The majority of my courses as an undergrad were based in international economics, which helped tremendously in shaping my foundation in economics. At the Bush School, however, two courses contributed to my success at USTR by preparing me with trade policy knowledge and quantitative skills.
The first course is Dr. Robertson's International Trade Policy course. The course covers a great deal of NAFTA's history and USTR's roles and functions (among other trade agencies and organizations). It also delves into trade policy on a more practical level and engages the students to think outside of economic theory.
The second course is Dr. Sellars's Quantitative Methods course (both I and II). Quant I forces you to think more critically and practically about problem solving and researching with data. You learn the ins and outs of working with data and recognizing "bad" policy suggestions based on empirical research.

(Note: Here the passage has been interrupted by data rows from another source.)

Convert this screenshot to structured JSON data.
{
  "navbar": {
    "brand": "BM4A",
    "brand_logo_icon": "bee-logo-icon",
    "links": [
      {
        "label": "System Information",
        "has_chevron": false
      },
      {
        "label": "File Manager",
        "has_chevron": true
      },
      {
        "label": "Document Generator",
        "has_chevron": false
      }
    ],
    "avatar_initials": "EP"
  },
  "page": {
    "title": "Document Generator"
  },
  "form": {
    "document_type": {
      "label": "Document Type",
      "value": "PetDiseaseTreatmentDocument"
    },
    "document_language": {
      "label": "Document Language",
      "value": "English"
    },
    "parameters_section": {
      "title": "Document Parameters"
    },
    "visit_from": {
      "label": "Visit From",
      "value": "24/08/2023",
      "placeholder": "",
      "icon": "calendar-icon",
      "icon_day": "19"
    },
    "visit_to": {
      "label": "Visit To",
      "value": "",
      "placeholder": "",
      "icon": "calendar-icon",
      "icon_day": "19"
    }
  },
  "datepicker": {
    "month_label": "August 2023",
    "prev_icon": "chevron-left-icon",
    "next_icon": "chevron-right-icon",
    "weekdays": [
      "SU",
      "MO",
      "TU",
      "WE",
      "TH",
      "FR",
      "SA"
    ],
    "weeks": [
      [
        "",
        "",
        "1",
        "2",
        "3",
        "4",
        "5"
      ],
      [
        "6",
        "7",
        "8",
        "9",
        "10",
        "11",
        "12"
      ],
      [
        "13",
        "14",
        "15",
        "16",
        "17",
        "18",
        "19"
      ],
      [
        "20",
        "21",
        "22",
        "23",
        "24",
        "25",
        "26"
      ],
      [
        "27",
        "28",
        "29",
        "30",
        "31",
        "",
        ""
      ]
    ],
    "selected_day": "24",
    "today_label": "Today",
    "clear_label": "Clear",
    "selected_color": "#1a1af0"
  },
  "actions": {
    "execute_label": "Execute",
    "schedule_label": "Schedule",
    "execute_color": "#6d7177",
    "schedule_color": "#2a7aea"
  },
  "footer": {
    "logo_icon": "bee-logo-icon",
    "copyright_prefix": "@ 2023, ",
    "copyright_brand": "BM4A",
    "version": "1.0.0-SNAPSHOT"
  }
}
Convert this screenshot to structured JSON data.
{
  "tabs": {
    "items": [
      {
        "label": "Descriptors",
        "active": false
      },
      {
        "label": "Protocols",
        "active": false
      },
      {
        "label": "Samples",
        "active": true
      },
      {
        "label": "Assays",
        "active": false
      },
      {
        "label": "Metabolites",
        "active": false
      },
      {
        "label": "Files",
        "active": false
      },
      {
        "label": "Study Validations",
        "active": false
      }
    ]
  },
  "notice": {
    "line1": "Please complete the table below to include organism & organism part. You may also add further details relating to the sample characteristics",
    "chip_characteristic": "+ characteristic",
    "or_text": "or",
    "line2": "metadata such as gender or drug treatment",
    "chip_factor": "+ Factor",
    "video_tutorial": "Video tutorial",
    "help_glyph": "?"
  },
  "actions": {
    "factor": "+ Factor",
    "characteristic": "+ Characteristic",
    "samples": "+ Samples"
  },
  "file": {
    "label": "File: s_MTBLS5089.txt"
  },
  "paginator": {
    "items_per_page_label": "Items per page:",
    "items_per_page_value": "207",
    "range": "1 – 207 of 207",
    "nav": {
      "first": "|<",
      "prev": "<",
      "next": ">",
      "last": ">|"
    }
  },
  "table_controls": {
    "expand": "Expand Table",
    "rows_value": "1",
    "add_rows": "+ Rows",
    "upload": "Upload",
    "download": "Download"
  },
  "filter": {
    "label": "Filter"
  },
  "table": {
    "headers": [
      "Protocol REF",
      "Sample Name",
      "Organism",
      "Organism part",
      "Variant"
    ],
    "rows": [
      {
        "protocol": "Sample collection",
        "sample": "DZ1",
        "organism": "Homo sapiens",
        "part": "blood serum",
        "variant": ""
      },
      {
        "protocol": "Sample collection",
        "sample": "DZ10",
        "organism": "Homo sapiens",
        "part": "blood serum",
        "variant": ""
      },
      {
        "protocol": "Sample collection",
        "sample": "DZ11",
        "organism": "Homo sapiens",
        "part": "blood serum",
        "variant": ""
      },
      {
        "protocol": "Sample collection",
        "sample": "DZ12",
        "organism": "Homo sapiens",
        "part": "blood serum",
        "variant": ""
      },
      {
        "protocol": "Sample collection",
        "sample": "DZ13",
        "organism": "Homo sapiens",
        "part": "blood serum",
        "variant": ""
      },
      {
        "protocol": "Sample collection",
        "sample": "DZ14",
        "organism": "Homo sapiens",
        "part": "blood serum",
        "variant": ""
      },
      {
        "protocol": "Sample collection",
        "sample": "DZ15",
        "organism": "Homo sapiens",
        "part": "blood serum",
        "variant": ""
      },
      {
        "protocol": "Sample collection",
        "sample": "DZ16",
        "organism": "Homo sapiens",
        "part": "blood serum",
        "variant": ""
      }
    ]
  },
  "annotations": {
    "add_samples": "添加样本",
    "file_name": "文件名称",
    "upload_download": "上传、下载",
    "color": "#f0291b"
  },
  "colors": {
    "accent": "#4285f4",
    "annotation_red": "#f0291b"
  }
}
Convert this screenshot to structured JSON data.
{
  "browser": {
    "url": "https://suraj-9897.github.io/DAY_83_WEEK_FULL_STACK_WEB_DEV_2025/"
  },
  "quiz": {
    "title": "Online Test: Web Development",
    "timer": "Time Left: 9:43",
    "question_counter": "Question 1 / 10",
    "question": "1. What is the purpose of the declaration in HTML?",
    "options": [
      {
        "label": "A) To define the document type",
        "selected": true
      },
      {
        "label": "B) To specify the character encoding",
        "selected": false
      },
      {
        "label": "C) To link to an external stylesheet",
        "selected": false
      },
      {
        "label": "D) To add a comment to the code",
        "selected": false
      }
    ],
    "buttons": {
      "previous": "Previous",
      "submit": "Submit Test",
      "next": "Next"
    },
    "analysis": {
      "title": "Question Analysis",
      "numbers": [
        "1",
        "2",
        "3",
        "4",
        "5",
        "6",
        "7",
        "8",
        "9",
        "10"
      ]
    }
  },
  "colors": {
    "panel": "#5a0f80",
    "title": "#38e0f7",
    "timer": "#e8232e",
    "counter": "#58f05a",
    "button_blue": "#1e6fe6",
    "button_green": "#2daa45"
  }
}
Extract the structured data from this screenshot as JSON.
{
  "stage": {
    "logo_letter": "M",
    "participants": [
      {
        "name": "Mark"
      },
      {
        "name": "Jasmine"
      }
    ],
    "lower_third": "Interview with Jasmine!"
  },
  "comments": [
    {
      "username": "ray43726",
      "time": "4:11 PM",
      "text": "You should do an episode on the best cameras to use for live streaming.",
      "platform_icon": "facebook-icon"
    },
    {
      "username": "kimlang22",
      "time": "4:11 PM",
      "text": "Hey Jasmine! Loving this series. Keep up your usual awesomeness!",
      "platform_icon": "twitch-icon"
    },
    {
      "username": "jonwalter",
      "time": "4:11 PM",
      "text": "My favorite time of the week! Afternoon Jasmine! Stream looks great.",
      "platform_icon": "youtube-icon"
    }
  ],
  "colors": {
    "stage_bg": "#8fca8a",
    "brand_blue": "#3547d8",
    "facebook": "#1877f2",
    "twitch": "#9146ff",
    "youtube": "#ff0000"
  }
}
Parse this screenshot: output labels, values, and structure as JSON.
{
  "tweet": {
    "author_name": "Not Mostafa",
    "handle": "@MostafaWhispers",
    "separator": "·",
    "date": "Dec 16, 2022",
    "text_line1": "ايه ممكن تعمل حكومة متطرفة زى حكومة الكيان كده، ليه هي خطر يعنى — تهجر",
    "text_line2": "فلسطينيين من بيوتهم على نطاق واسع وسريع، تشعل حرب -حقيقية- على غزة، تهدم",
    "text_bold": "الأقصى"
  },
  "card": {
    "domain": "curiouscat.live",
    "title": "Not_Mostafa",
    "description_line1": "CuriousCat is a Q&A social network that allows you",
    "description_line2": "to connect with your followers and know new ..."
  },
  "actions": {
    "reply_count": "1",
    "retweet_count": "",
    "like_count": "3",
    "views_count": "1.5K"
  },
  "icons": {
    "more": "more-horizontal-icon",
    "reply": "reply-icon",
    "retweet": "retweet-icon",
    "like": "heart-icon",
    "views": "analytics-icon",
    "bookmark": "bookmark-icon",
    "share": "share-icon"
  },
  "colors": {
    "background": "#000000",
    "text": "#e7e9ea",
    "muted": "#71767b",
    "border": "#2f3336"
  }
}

Quant II really dives into Stata, a brilliant statistical software that does magical things (you learn the basics in Quant I, but Quant II is where you get into the nitty gritty of research). Stata skills are incredibly important for internship experiences because you can make policy recommendations to your employer AND back them up, as well as take your research a step further with some extra graphs or statistical tests!
Where do I begin? Simply being able to say I contributed to NAFTA 2.0 is humbling. Additionally, meeting with teams from the Department of Commerce and the US International Trade Commission to work on the textiles chapter exposed me to other perspectives to use in my own work. More importantly, the experience of working together with those officials and with foreign government officials blew my mind. You don't really understand just how many people from so many places work together on a slew of tasks to achieve trade deals, laws, and so on, that on a daily basis we take for granted. It doesn't click until you see it happening in front of you.
I must also add that 4th of July fireworks on the White House lawn, bowling in the Truman Bowling Alley, and unlimited White House tours all done with my greatest friends were PHENOMENAL perks of being an intern in the Executive Office of the President!